Wednesday, May 21, 2008

Are the Art Colleges and institutes in India playing a very active role in the evolution of Indian Art? Has there been any change in their approach to pedagogy since their inceptions in the past 100 years or so? And in the present phase of globalization how far are our art colleges coping with the changes that are taking place in the art world?

Art institutes in India have always followed rather than lead the art movements in India. At a time when artists like Abanindranath Tagore and Nandlal Bose were trying to find a nationalistic Indian idiom of art, the Government College of Art and Craft in Calcutta offered no courses in such matters. The emphasis at the college was on teaching students the basics of realistic oil works. The JJ School of art, which was established in 1857 (the year of India’s first revolt for independence) had also not incorporated any course on Indian Art.
Ramkinker Baij (left) one of India's best known enfant terrible had almost no formal training.

Most of the doyens of those days had expressed how stifled they felt in the art- colleges. This includes Ramkinker Baij, perhaps the most avant-garde of artists of the Bengal School. Baij never completed his training at Kalabhavan and decided to chart his own course independently outside the influence of art institutes. Like him, some of India’s best known names had almost no training from art-schools. This include Ravindranath Tagore, Amrita Shergil and Gaganendranath Tagore.

The situation hardly improved in the post independence era. Artists like Akbar Padamsee who had studied art at Bombay’s JJ School of Art had went on record stating that they learnt nothing there. Francis Newton Souza had left the same School in the first year rebelling against the mediocrity of the faculty and decided to practice art on his own. MF Hussain also never went to any art-school. Yet these artists are today the best known Contemporary Indian artists.

The problem with Indian art colleges or institutes is that they are mostly run by bureaucrats with almost no knowledge of art, inclination or motivation. And panel of artists are chosen not on the basis of qualities but on the strength of their lobbying powers with the bureaucrats. The system in the west is much different where art-institutes work autonomously, often enjoying freedom to introduce new courses and ideas in training.
Amrita Shergill, Rabindranath Tagore, Francis Newton Souza, Maqbool Fida Hussain. Is it not interesting that the best of Indian art came from such artists who never went to any art school.
Another problem is that in India most art colleges are detached from other courses. Thus a student of art cannot take subjects of economics, or physics for study and similarly students who are doing Bachelor’s courses in others subjects cannot take a course in art.

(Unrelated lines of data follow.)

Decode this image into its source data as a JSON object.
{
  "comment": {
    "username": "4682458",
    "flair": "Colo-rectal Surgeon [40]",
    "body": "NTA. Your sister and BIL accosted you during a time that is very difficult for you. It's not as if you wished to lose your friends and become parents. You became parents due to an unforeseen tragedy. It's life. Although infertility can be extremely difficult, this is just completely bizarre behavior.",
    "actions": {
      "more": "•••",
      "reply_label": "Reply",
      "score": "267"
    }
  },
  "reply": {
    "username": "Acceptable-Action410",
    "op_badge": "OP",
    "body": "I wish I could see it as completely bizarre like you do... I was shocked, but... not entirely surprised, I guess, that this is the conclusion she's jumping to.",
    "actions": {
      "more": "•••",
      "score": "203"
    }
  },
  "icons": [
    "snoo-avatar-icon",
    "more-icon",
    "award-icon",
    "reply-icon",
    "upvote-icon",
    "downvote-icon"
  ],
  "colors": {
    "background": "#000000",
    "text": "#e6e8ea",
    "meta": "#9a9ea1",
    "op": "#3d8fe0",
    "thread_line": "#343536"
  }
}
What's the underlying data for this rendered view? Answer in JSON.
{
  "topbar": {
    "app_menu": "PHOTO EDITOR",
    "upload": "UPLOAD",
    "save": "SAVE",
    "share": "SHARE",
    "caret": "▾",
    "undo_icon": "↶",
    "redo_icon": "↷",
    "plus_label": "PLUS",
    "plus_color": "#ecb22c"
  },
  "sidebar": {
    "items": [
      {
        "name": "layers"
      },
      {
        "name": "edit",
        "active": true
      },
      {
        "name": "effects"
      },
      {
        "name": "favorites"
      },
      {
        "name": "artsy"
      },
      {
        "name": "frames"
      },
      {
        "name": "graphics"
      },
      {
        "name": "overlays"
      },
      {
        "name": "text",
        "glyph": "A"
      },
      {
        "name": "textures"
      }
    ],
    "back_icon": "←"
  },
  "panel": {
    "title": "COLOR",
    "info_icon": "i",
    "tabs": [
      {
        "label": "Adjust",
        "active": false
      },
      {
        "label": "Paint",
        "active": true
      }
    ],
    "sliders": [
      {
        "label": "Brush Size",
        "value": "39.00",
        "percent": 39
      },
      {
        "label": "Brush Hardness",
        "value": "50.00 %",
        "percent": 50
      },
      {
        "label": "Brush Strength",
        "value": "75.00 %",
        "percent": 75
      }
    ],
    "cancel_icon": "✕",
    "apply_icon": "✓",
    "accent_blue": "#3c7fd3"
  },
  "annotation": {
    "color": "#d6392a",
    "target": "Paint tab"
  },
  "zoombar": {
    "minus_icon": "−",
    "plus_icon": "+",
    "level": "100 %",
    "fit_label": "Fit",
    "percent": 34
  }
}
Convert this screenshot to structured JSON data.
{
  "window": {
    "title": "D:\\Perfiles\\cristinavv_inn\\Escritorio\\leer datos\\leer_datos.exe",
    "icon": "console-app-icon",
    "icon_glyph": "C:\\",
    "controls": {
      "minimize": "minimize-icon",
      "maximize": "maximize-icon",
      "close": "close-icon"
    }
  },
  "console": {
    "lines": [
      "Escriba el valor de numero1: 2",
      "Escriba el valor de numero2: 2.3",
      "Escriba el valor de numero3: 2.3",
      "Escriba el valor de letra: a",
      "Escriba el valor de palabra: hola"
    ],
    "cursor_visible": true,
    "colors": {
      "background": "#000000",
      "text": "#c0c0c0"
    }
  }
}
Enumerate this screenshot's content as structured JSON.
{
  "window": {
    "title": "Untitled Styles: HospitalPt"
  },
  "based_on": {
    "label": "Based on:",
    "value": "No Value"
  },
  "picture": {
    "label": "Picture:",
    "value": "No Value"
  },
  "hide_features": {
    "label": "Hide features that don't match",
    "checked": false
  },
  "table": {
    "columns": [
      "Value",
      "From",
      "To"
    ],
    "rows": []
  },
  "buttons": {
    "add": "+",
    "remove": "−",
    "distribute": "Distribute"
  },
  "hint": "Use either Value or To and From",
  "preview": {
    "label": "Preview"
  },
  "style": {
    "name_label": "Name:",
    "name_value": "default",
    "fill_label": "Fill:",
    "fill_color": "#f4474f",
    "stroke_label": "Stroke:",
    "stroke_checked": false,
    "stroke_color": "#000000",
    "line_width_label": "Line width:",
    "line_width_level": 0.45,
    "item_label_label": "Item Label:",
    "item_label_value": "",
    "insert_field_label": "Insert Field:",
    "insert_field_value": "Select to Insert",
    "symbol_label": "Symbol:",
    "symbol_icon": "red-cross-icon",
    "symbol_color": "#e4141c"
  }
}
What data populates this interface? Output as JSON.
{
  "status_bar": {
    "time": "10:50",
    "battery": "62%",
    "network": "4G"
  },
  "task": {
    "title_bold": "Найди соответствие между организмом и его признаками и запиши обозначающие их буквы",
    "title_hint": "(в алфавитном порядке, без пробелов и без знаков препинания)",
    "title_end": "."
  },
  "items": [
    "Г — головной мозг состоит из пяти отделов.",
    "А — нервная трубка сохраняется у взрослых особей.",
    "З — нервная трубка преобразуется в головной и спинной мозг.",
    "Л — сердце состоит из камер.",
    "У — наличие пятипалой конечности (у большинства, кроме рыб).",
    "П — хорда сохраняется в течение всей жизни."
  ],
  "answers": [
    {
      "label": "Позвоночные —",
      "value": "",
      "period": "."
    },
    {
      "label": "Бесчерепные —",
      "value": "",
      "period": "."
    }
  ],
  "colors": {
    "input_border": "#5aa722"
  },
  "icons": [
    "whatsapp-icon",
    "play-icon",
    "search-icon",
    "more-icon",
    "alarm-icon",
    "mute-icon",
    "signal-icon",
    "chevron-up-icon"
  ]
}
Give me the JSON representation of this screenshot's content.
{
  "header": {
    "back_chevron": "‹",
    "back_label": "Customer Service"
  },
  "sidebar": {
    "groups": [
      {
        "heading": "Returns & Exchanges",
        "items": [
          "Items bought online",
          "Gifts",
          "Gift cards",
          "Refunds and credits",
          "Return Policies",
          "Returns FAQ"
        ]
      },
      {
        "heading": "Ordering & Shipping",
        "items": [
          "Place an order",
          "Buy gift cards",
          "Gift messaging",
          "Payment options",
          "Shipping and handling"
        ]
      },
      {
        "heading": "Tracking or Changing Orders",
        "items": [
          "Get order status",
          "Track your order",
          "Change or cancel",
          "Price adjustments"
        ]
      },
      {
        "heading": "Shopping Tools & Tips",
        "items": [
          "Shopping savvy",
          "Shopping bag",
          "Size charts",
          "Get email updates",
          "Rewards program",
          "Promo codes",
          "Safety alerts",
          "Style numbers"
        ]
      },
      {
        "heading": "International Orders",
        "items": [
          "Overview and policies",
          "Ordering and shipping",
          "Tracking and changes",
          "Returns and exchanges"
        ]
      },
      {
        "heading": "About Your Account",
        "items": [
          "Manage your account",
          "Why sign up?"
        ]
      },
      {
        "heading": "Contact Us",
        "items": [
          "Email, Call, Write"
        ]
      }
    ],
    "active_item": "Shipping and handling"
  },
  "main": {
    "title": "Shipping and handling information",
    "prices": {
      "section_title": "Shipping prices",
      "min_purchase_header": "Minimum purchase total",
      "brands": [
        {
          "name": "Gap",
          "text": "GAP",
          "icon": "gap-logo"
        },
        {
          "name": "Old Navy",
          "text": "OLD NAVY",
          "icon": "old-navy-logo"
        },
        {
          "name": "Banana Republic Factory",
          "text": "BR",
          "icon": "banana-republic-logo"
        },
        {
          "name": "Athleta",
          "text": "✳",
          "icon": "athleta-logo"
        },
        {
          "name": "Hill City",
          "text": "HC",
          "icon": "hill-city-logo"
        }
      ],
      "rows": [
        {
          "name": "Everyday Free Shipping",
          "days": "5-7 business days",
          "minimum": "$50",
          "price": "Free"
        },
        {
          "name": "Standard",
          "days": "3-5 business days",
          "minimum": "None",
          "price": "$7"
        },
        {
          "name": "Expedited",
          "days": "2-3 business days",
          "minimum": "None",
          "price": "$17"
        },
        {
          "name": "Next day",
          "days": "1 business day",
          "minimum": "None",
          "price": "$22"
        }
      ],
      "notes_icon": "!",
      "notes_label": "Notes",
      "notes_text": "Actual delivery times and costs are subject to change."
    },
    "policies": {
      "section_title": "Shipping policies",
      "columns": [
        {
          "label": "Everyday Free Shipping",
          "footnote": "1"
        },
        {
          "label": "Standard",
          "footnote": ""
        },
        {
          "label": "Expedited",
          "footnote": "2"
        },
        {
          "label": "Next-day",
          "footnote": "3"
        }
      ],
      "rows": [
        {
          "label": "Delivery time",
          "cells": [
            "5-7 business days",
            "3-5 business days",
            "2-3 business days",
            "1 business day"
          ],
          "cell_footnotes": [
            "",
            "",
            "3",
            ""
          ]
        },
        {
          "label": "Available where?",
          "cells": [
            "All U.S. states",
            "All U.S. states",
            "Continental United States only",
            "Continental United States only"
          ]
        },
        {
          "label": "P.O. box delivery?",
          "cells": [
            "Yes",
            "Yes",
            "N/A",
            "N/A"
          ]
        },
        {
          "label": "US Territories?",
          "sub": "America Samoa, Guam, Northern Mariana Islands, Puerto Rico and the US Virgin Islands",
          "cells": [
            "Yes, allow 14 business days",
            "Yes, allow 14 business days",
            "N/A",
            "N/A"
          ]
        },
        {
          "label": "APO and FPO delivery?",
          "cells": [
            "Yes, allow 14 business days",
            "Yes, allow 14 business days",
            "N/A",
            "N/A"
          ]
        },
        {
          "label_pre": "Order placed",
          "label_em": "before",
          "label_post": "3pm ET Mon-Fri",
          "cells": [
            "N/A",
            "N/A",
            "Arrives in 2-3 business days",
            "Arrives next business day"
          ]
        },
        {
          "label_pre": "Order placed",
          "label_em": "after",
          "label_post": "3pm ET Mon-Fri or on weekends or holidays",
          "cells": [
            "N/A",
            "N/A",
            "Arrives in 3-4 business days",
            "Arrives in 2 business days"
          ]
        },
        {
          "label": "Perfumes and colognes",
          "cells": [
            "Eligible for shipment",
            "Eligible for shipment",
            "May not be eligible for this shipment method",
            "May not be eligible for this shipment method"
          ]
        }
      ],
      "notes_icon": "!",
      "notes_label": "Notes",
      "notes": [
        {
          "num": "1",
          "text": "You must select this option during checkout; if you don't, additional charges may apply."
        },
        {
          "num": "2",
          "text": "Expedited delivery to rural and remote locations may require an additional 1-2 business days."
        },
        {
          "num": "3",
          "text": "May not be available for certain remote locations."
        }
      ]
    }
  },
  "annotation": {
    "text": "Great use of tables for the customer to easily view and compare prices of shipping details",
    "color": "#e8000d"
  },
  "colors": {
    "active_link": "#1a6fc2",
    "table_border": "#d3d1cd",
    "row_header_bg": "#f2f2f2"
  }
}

In USA art-colleges are part of regular education academies and art students get the opportunity to get exposed to ideas from various fields.

Bose Krishnamachri's new style of art

In the post-liberalization Indian art, we are seeing the influence of digital imaging in the art of Chintan Upadhyay, or optical illusions in the art of Bose Krishnamachari, or the ideas taken from the field of geopolitics in the art of Devajyoti Ray and Atul Dodiya. But these varied ideas are not found in the courses of art colleges. No wonder we find people from fields like economics, medicine and science making better artists these days than students of art colleges.

A concerted effort on the part of the academicians, artists and administrators is required to introduce wide based syllabus in the art colleges and to introduce a synergy amongst various subjects and education institutes.